I haven’t done much on me “graphic novel” (a.k.a. “longer comic”) this year, but pulled all the ideas together and started to get a story structure and character designs happening over Christmas.
It’s about a cult leader learning on the job (there’s no university course that I know of).
These are people he learns from, people he’s jealous of, people whose lives he fucks up, people who fuck him up.
It’s probably called Sciensatics now, and you can add it to the list of Things David May Yet Finish.
Old/young versions of a man who’d probably end you if he got the chance
A potential threat to the Empire
A varying group of skills and attitudes
Woman with sass
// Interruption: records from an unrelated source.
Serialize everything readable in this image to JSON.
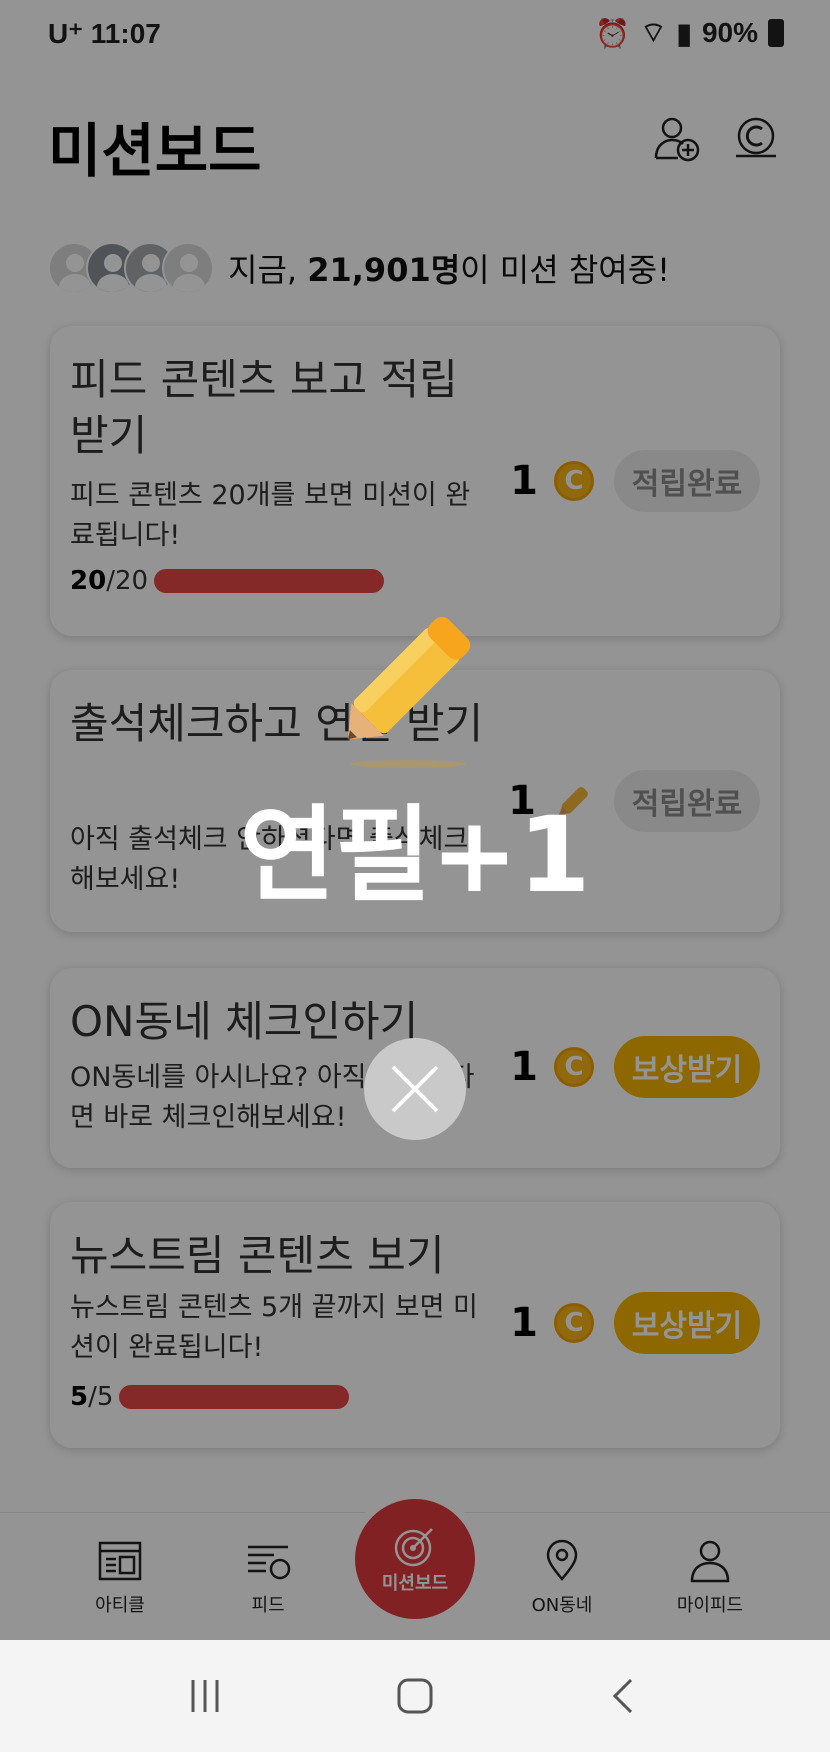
{
  "status_bar": {
    "carrier": "U⁺ 11:07",
    "battery": "90%"
  },
  "header": {
    "title": "미션보드",
    "add_friend_icon": "add-person-icon",
    "coin_icon": "coin-icon"
  },
  "participants": {
    "prefix": "지금, ",
    "count": "21,901명",
    "suffix": "이 미션 참여중!"
  },
  "missions": [
    {
      "title": "피드 콘텐츠 보고 적립 받기",
      "desc": "피드 콘텐츠 20개를 보면 미션이 완료됩니다!",
      "progress_current": "20",
      "progress_total": "/20",
      "progress_fraction": 1.0,
      "reward": "1",
      "reward_icon": "coin-icon",
      "status": "적립완료"
    },
    {
      "title": "출석체크하고 연필 받기",
      "desc": "아직 출석체크 안하셨다면 출석체크해보세요!",
      "reward": "1",
      "reward_icon": "pencil-icon",
      "status": "적립완료"
    },
    {
      "title": "ON동네 체크인하기",
      "desc": "ON동네를 아시나요? 아직 모르신다면 바로 체크인해보세요!",
      "reward": "1",
      "reward_icon": "coin-icon",
      "status": "보상받기"
    },
    {
      "title": "뉴스트림 콘텐츠 보기",
      "desc": "뉴스트림 콘텐츠 5개 끝까지 보면 미션이 완료됩니다!",
      "progress_current": "5",
      "progress_total": "/5",
      "progress_fraction": 1.0,
      "reward": "1",
      "reward_icon": "coin-icon",
      "status": "보상받기"
    }
  ],
  "bottom_nav": {
    "items": [
      {
        "label": "아티클",
        "icon": "article-icon"
      },
      {
        "label": "피드",
        "icon": "feed-icon"
      },
      {
        "label": "미션보드",
        "icon": "target-icon"
      },
      {
        "label": "ON동네",
        "icon": "location-icon"
      },
      {
        "label": "마이피드",
        "icon": "person-icon"
      }
    ]
  },
  "popup": {
    "text": "연필+1",
    "icon": "pencil-icon"
  },
  "colors": {
    "accent": "#e03a3e",
    "coin": "#f8b418",
    "progress": "#e64545",
    "claim_button": "#f3b400"
  }
}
Young and old versions of highly objective woman
F. Howard Handler, future cult leader, and yet-unnamed major character
“Scribing”, otherwise known as “graphic recording”, “graphic facilitation”, etc, is where an event is captured, often in real time, by an artist using words and pictures. You can be employed to do this, though I often do it on paper for my own benefit at conferences or talks I attend.
This year I’ve had more work in this field, so I was asked to speak on a “Graphic Recording” panel at the Australian Cartoonists Association’s Stanleys Conference this past weekend. Because I’m less expert at it than the other participants (Sarah Firth, Luke Watson and Glen Le Lievre), I asked if I could just scribe the panel itself rather than speak. This was the result!
Hopefully you get an idea of the content of the panel, which was really well received. The very funny Peter Berner came up and asked me some questions about it afterwards, so hopefully we’ll be seeing him doing some scribing soon (he’d be uniquely well-equipped for it)!
Someone asked if we tend to “editorialise” while we draw. I said that I definitely do (unless I’m asked not to). I certainly did above. The editorial is bound up in the process of understanding what we’re scribing. If we don’t get it (which happens when we’re thrown into a situation with no context and loads of jargon/acronyms), you end up with lots of words and arrows and clouds and stuff but not much rhyme or reason to it. If we understand the topic, you get a better result (and I can start making jokes)…
First issue of MAD Magazine I ever read was Australian MAD, issue 283, with a Derryn Hinch cover by Peter Broelman. I was hooked for years, going back and picking up loads of old issues full of brilliant art by favourites like Jack Davis, Paul Coker, “Duck” Edwing, Don Martin, Sam Viviano… I still have them all. They taught me about important people like Spiro Agnew and Tammy Faye Bakker.
It took 26 years, but I finally got up the nerve to hassle Australian MAD myself. You’ll find my first contribution on the back of the current issue, #487! Here’s how to read it:
You can imagine how proud I am to have created something that will be visible, scuffed and bent, in dusty closets and on bathroom floors for years to come!